An employee has the statutory right to make a request for a variation of their working arrangements, which the employer is required to respond to not later than 1 month after receiving it. The employer many refuse a request, only if it cannot be accommodated on grounds outlined in the Act, and if an employer does not deal with a request in accordance with the process specified in the Act, then the employee may raise their concerns to the Employment Relations Authority.
An employee can request a variation to, 1 or more of the following:
- hours or days of work
- the place/location of work
- the employee’s duties at work

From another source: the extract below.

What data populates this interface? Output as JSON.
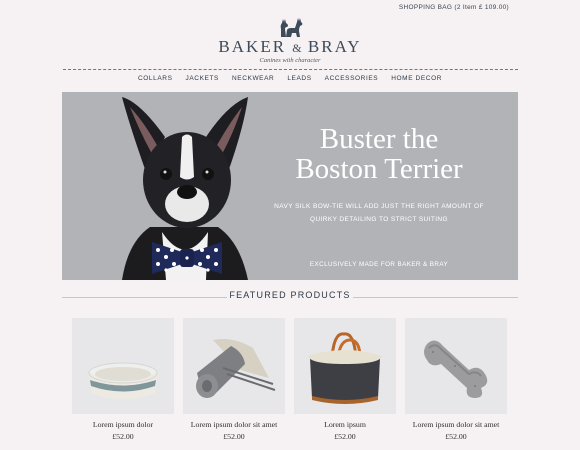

The employee’s request must be made in writing, specify whether the variation is permanent or for a temporary period of time, and outline what additional support they may require.
If the employer refuses an employee’s request, they must state the ground for refusal; and explain the reasons for that ground. Grounds for refusal of request by employer, include:
- inability to reorganise work among existing workers
- inability to recruit additional workers
- detrimental impact on quality
- detrimental impact on performance
- insufficiency of work during the periods the employee proposes to work
- planned structural changes
- burden of additional costs
- detrimental effect on ability to meet customer demand
An employer must refuse a request if the employee’s working arrangements would be inconsistent with the collective agreement an employee is bound to.
There are also special considerations in requests related to the impacts of Domestic Violence.
Choosing an approach
If you are considering creating or updating a Flexible Work Policy or Practice, then be clear on your purpose for exploring it and the outcomes you want to achieve.
Ask your team for their input and put together a working group to explore the potential challenges, and ways to optimise your potential approaches.
Once an approach is in place, review and adjust it, or the support mechanisms around it. This might just be having open communication channels, and reiterating expectations clearly as people adapt.
Lastly, don’t expect a “one size fits all approach” will work. There will still be occasions to make arrangements specific to an employee or group of employees. When you do this, use common principles to guide your decision-making. This might mean considering the type of employer you want to be and the type of employee you want to attract.